Paying dues on destroyed unit
Q: In January one building in our condominium was destroyed by fire. I owned one of the apartments in the building and cannot occupy my unit. Our board has received money from the insurance company and is in the process of getting bids to rebuild the building. This could take two or more years. The owners have been informed we must continue paying the monthly dues even though there is no building. This seems unreasonable. We will be paying thousands of dollars on units that cannot be lived in or rented. In addition the association is saving money on upkeep and insurance for the building that has been destroyed. Can we be exempt from paying dues until the building is rebuilt?
A: Unfortunately, I believe you must continue to pay your fees. Talk to your insurance agent; maybe your personal policy has a section that will pay your fees and other living expenses. Ask him about "loss-assessment" coverage. As a reminder to other owners, this is one example of why you should support the installation of sprinklers if they are ordered for your building.

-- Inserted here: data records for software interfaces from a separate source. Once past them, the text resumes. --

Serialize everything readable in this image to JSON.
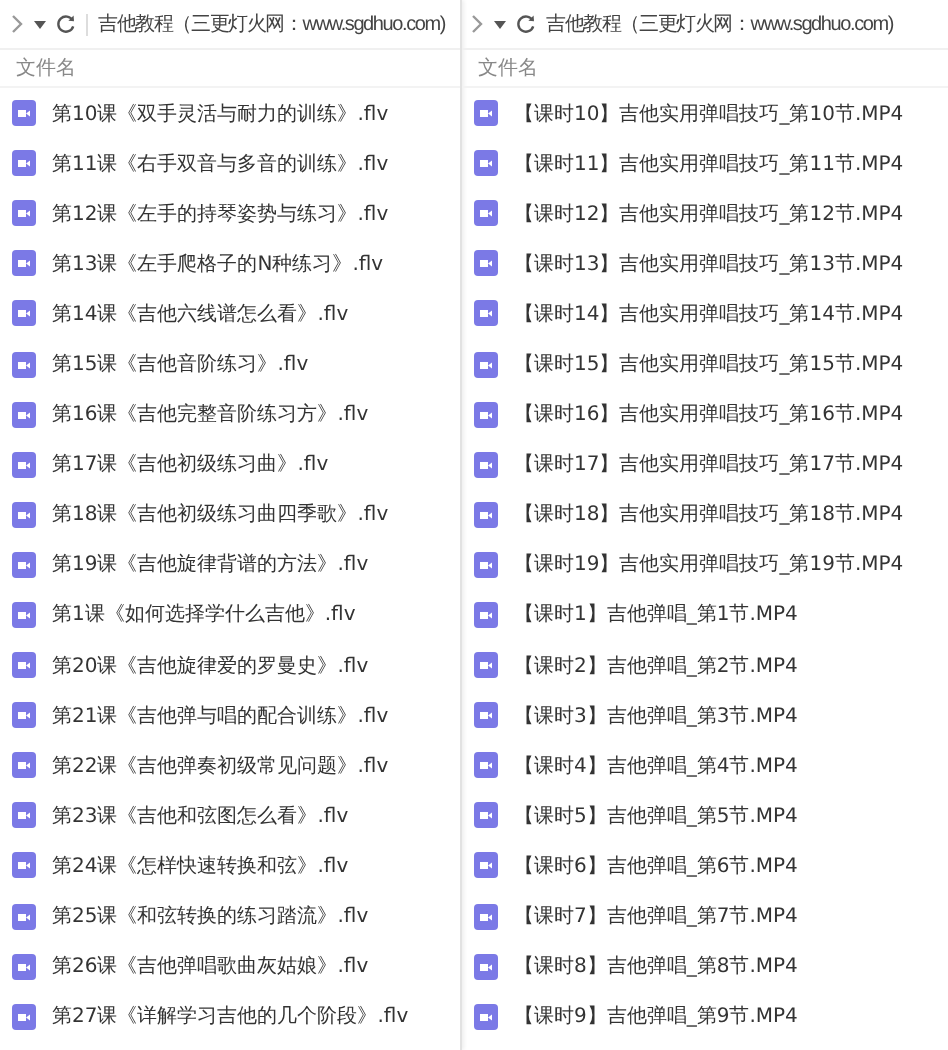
{
  "panels": [
    {
      "title": "吉他教程（三更灯火网：www.sgdhuo.com)",
      "column_header": "文件名",
      "files": [
        "第10课《双手灵活与耐力的训练》.flv",
        "第11课《右手双音与多音的训练》.flv",
        "第12课《左手的持琴姿势与练习》.flv",
        "第13课《左手爬格子的N种练习》.flv",
        "第14课《吉他六线谱怎么看》.flv",
        "第15课《吉他音阶练习》.flv",
        "第16课《吉他完整音阶练习方》.flv",
        "第17课《吉他初级练习曲》.flv",
        "第18课《吉他初级练习曲四季歌》.flv",
        "第19课《吉他旋律背谱的方法》.flv",
        "第1课《如何选择学什么吉他》.flv",
        "第20课《吉他旋律爱的罗曼史》.flv",
        "第21课《吉他弹与唱的配合训练》.flv",
        "第22课《吉他弹奏初级常见问题》.flv",
        "第23课《吉他和弦图怎么看》.flv",
        "第24课《怎样快速转换和弦》.flv",
        "第25课《和弦转换的练习踏流》.flv",
        "第26课《吉他弹唱歌曲灰姑娘》.flv",
        "第27课《详解学习吉他的几个阶段》.flv"
      ]
    },
    {
      "title": "吉他教程（三更灯火网：www.sgdhuo.com)",
      "column_header": "文件名",
      "files": [
        "【课时10】吉他实用弹唱技巧_第10节.MP4",
        "【课时11】吉他实用弹唱技巧_第11节.MP4",
        "【课时12】吉他实用弹唱技巧_第12节.MP4",
        "【课时13】吉他实用弹唱技巧_第13节.MP4",
        "【课时14】吉他实用弹唱技巧_第14节.MP4",
        "【课时15】吉他实用弹唱技巧_第15节.MP4",
        "【课时16】吉他实用弹唱技巧_第16节.MP4",
        "【课时17】吉他实用弹唱技巧_第17节.MP4",
        "【课时18】吉他实用弹唱技巧_第18节.MP4",
        "【课时19】吉他实用弹唱技巧_第19节.MP4",
        "【课时1】吉他弹唱_第1节.MP4",
        "【课时2】吉他弹唱_第2节.MP4",
        "【课时3】吉他弹唱_第3节.MP4",
        "【课时4】吉他弹唱_第4节.MP4",
        "【课时5】吉他弹唱_第5节.MP4",
        "【课时6】吉他弹唱_第6节.MP4",
        "【课时7】吉他弹唱_第7节.MP4",
        "【课时8】吉他弹唱_第8节.MP4",
        "【课时9】吉他弹唱_第9节.MP4"
      ]
    }
  ]
}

HOAs may need reserve funds
Q: I live in a homeowners association. Are we required to have a reserve fund? For years we put money in a fund for emergencies but our current board has not budgeted for reserves or the special emergency fund. What is your opinion of this action?
A: The HOA act does not require reserves as the condominium act does. However, your documents may require reserves, and if they do, the board should establish a budget reserve account. It is good management for the board to examine the common facilities to determine if there will be repairs or replacements in the future. If an HOA has a clubhouse, swimming pool, roads or other amenities, it is wise to plan for future expenses. If the board does establish reserves, I suggest that the condominium model be followed.

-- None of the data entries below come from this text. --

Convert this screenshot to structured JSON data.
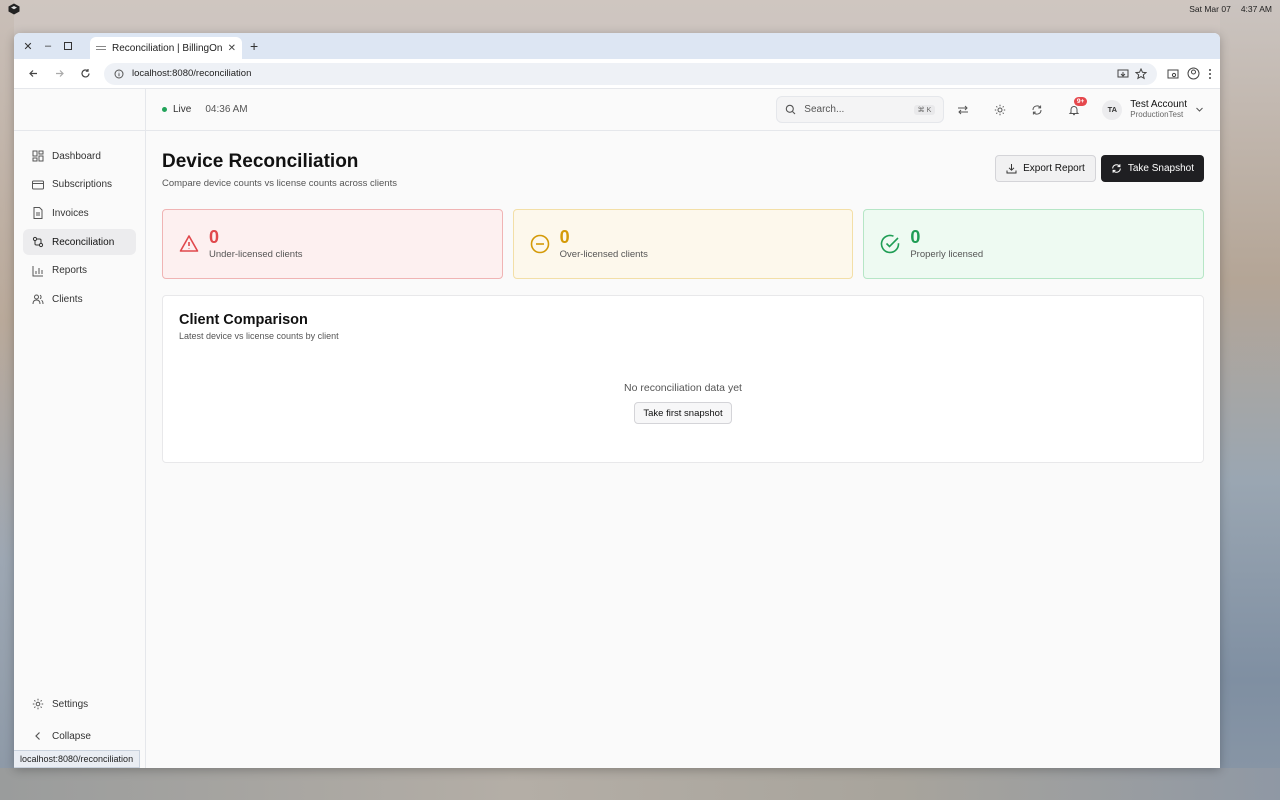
{
  "os": {
    "date": "Sat Mar 07",
    "time": "4:37 AM"
  },
  "browser": {
    "tab_title": "Reconciliation | BillingOne",
    "url": "localhost:8080/reconciliation",
    "status_url": "localhost:8080/reconciliation"
  },
  "sidebar": {
    "items": [
      {
        "label": "Dashboard"
      },
      {
        "label": "Subscriptions"
      },
      {
        "label": "Invoices"
      },
      {
        "label": "Reconciliation"
      },
      {
        "label": "Reports"
      },
      {
        "label": "Clients"
      }
    ],
    "settings_label": "Settings",
    "collapse_label": "Collapse"
  },
  "topbar": {
    "live_label": "Live",
    "time": "04:36 AM",
    "search_placeholder": "Search...",
    "search_shortcut": "⌘ K",
    "notif_badge": "9+",
    "avatar_initials": "TA",
    "account_name": "Test Account",
    "account_org": "ProductionTest"
  },
  "page": {
    "title": "Device Reconciliation",
    "subtitle": "Compare device counts vs license counts across clients",
    "export_label": "Export Report",
    "snapshot_label": "Take Snapshot"
  },
  "stats": [
    {
      "value": "0",
      "label": "Under-licensed clients",
      "color": "#e0484c"
    },
    {
      "value": "0",
      "label": "Over-licensed clients",
      "color": "#d49a08"
    },
    {
      "value": "0",
      "label": "Properly licensed",
      "color": "#1f9d55"
    }
  ],
  "comparison": {
    "title": "Client Comparison",
    "subtitle": "Latest device vs license counts by client",
    "empty_text": "No reconciliation data yet",
    "first_snapshot_label": "Take first snapshot"
  }
}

Contractors and workers' comp
Q: Is a condominium association required to hire only contractors who carry workers' compensation? If the association hires a self-employed contractor without workers' comp insurance, can it be liable if the worker is injured while working at the association? We are a multi-association community and one manager requires the insurance, another does not. How do we resolve the hiring of contractors?
A: While workers' compensation insurance is not required, you need to understand that if a contractor or any of his employees or subcontractors has an accident, they will look to the association for compensation and medical expenses. Here is the problem: Your insurance will not pay for this event or accident. The cost to a contractor for workers' comp insurance will increase his/her bids compared with a contractor that does not provide insurance, so remember that when choosing a contractor. I advise you never to hire a contractor that does not have proper insurance and make sure that the contractor names the association as an additional insured. More advice can be obtained from your attorney and your insurance agent.

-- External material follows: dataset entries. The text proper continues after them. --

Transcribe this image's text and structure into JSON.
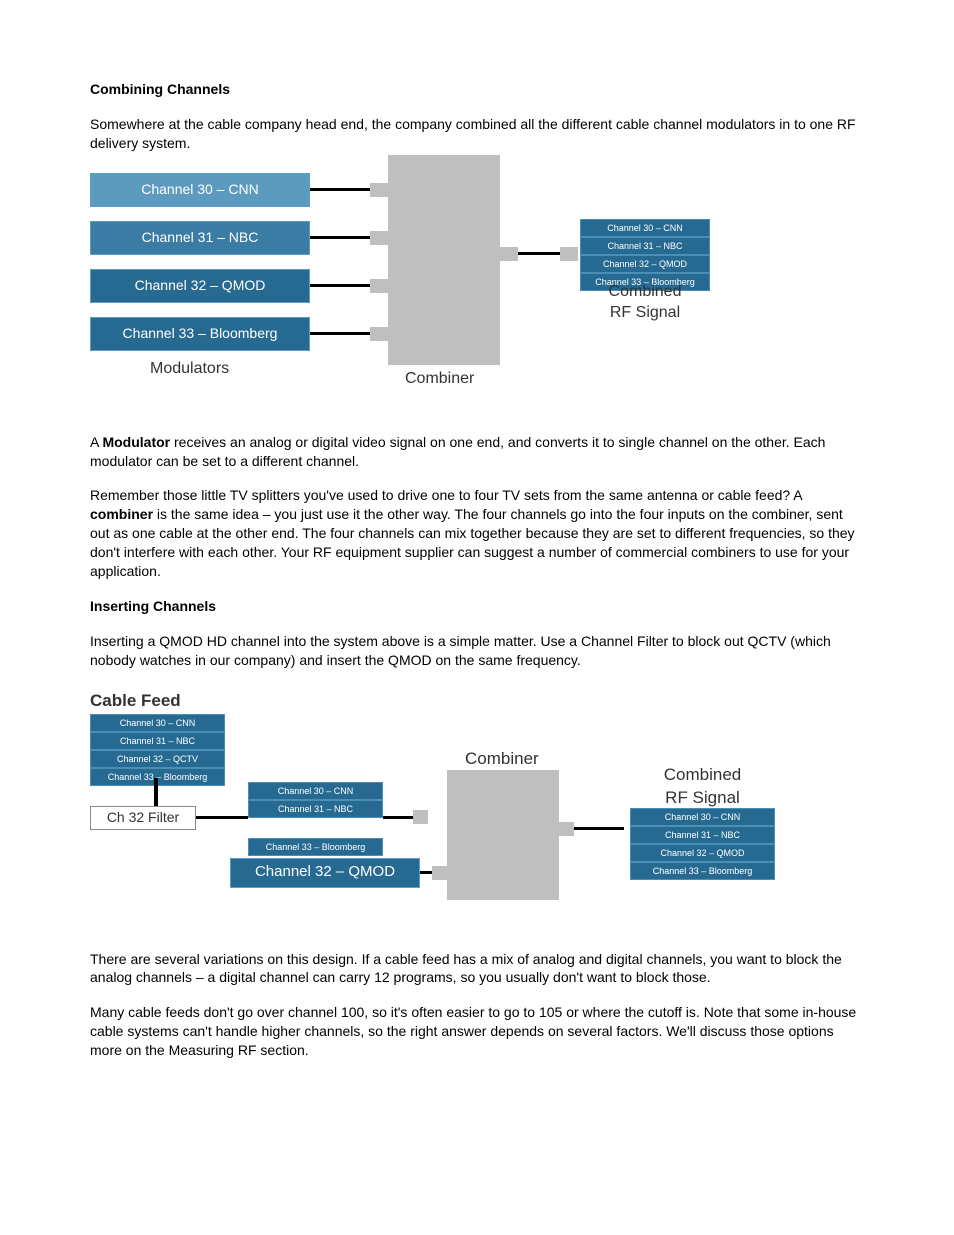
{
  "section1": {
    "heading": "Combining Channels",
    "para1": "Somewhere at the cable company head end, the company combined all the different cable channel modulators in to one RF delivery system."
  },
  "diagram1": {
    "mods": [
      "Channel 30 – CNN",
      "Channel 31 – NBC",
      "Channel 32 – QMOD",
      "Channel 33 – Bloomberg"
    ],
    "mods_label": "Modulators",
    "combiner_label": "Combiner",
    "out_list": [
      "Channel 30 – CNN",
      "Channel 31 – NBC",
      "Channel 32 – QMOD",
      "Channel 33 – Bloomberg"
    ],
    "out_label1": "Combined",
    "out_label2": "RF Signal"
  },
  "section1b": {
    "para2a": "A ",
    "para2b": "Modulator",
    "para2c": " receives an analog or digital video signal on one end, and converts it to single channel on the other. Each modulator can be set to a different channel.",
    "para3a": "Remember those little TV splitters you've used to drive one to four TV sets from the same antenna or cable feed? A ",
    "para3b": "combiner",
    "para3c": " is the same idea – you just use it the other way. The four channels go into the four inputs on the combiner, sent out as one cable at the other end. The four channels can mix together because they are set to different frequencies, so they don't interfere with each other. Your RF equipment supplier can suggest a number of commercial combiners to use for your application."
  },
  "section2": {
    "heading": "Inserting Channels",
    "para1": "Inserting a QMOD HD channel into the system above is a simple matter. Use a Channel Filter to block out QCTV (which nobody watches in our company) and insert the QMOD on the same frequency."
  },
  "diagram2": {
    "cable_feed_label": "Cable Feed",
    "feed_list": [
      "Channel 30 – CNN",
      "Channel 31 – NBC",
      "Channel 32 – QCTV",
      "Channel 33 – Bloomberg"
    ],
    "filter_label": "Ch 32 Filter",
    "filtered_list": [
      "Channel 30 – CNN",
      "Channel 31 – NBC",
      "Channel 33 – Bloomberg"
    ],
    "qmod_box": "Channel 32 – QMOD",
    "combiner_label": "Combiner",
    "out_list": [
      "Channel 30 – CNN",
      "Channel 31 – NBC",
      "Channel 32 – QMOD",
      "Channel 33 – Bloomberg"
    ],
    "out_label1": "Combined",
    "out_label2": "RF Signal"
  },
  "section2b": {
    "para2": "There are several variations on this design. If a cable feed has a mix of analog and digital channels, you want to block the analog channels – a digital channel can carry 12 programs, so you usually don't want to block those.",
    "para3": "Many cable feeds don't go over channel 100, so it's often easier to go to 105 or where the cutoff is. Note that some in-house cable systems can't handle higher channels, so the right answer depends on several factors. We'll discuss those options more on the Measuring RF section."
  }
}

Reimbursing directors' expenses
Q: Are directors allowed to be paid for the use of their cars? Our board approves payment for gas and other expenses at each board meeting. They pay themselves for expenses they create. I thought board members could not be paid.
A: While directors cannot be paid a salary and must serve without compensation, they can be reimbursed for expenses. I suggest that the director complete an expense log and it be verified by other directors.
Richard White is a licensed community associations manager. Write to him at 6039 Cypress Gardens Blvd., No. 201, Winter Haven, FL 33884-4115. Please include your name and city.